Her coaching tree includes San Diego State's Beth Burns, Pepperdine's Julie Rousseau, Washington's Tia Jackson, Washington State's June Daugherty and Arizona State's Charli Turner Thorne (who played at Stanford). Two of her current assistants, Kate Paye and Bobbie Kelsey, played on Stanford's 1992 national championship team.
"The fact is, she's been able to sustain such a high level for her program with all the changes in the game and in recruiting," Boyle said. "It's hard to keep it there."
Stanford men's basketball coach Johnny Dawkins spent years playing for and working under the wing of Duke coach Mike Krzyzeswki, said VanDerveer has been a resource for him.
"Her attention to detail ... she's really organized and their execution is outstanding," Dawkins said. "She's very passionate about what she does and she's very competitive. What she's done, that doesn't happen by luck. It happens because of a certain will that you have and desire and I think it permeates through her players. Watch how they execute and the standard they have for themselves. That comes from somewhere."
Summitt has coached against VanDerveer every year since 1988. The two teams will continue their yearly series next weekend in Knoxville.
"She'd probably say she's mellowed (over the years), but I think she's as focused as ever," Summitt said. "There's no doubt. When she's on the court, she's so invested in her team."

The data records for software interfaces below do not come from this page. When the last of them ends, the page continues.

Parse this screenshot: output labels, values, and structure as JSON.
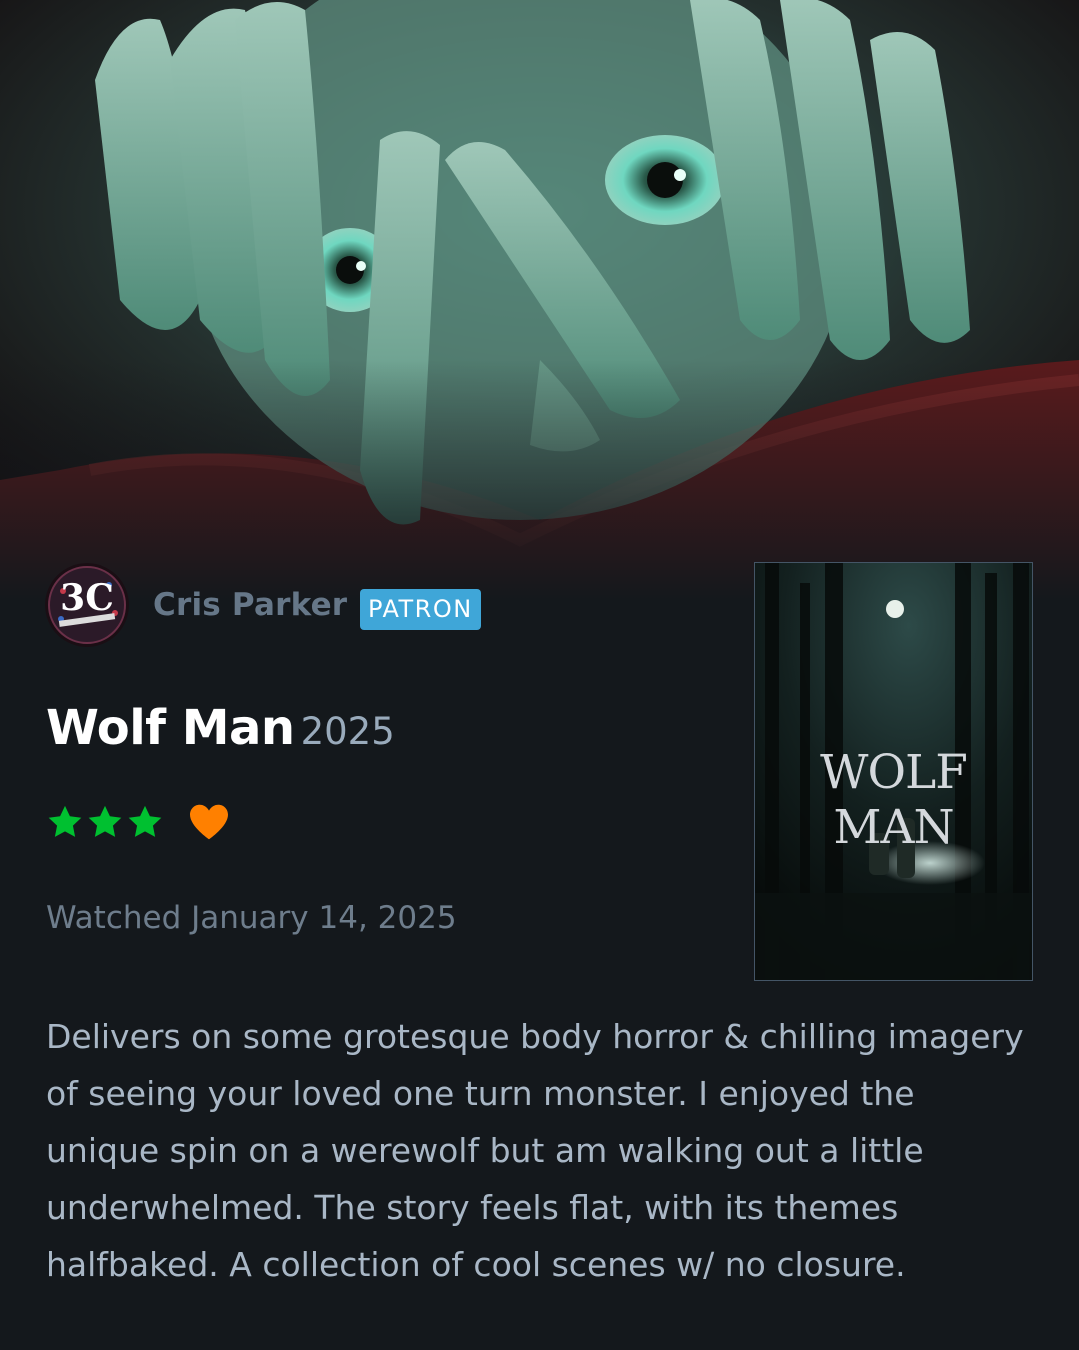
{
  "review": {
    "username": "Cris Parker",
    "badge": "PATRON",
    "avatar_text": "3C",
    "film_title": "Wolf Man",
    "film_year": "2025",
    "rating_stars": 3,
    "liked": true,
    "watched_text": "Watched January 14, 2025",
    "body": "Delivers on some grotesque body horror & chilling imagery of seeing your loved one turn monster. I enjoyed the unique spin on a werewolf but am walking out a little underwhelmed. The story feels flat, with its themes halfbaked. A collection of cool scenes w/ no closure.",
    "poster_title": "WOLF MAN"
  },
  "colors": {
    "background": "#14181c",
    "star": "#00c030",
    "heart": "#ff8000",
    "badge": "#3fa6d8",
    "username": "#667788"
  },
  "icons": {
    "star": "star-icon",
    "heart": "heart-icon"
  }
}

Lisa Leslie, owner of one the greatest careers in the history of the game, played for VanDerveer in the 1996 Olympic team.
"She's the best coach I was ever coached by," Leslie said. "She taught me how to be a champion, not just to win. She taught me how to run, how to post. She taught me how to demand the ball, to relentlessly want the ball."
Jennifer Azzi was the first player VanDerveer recruited at Stanford back in 1986. The coach went to Oak Ridge, Tenn. and talked Azzi into coming to the West Coast. Azzi would become her star, the national player of the year and the Most Outstanding Player in the 1990 Final Four. She played on VanDerveer's Olympic team ad after a long professional career and work as a motivational speaker and spokesperson, Azzi has become part of the coaching fraternity.
She is in her first season as a head coach, taking over the struggling University of San Francisco program last April.
VanDerveer is now a mentor to Azzi in a new way.
"She's a brilliant coach and now sitting in this seat, I find myself doing and teaching a lot of the things she taught me," Azzi said. "She is great at seeing the details and how those things add up to winning."
After 799 wins, VanDerveer said she still has much in common with a first-year head coach.
"I was on the phone with Jennifer this week, and she was saying 'Tara, we've got to work on screening angles.' And I said, 'Jennifer, we work on screening angles,'" VanDerveer said. "She says 'We've got to work on boxing out.' I said 'We've got to work on boxing out!'"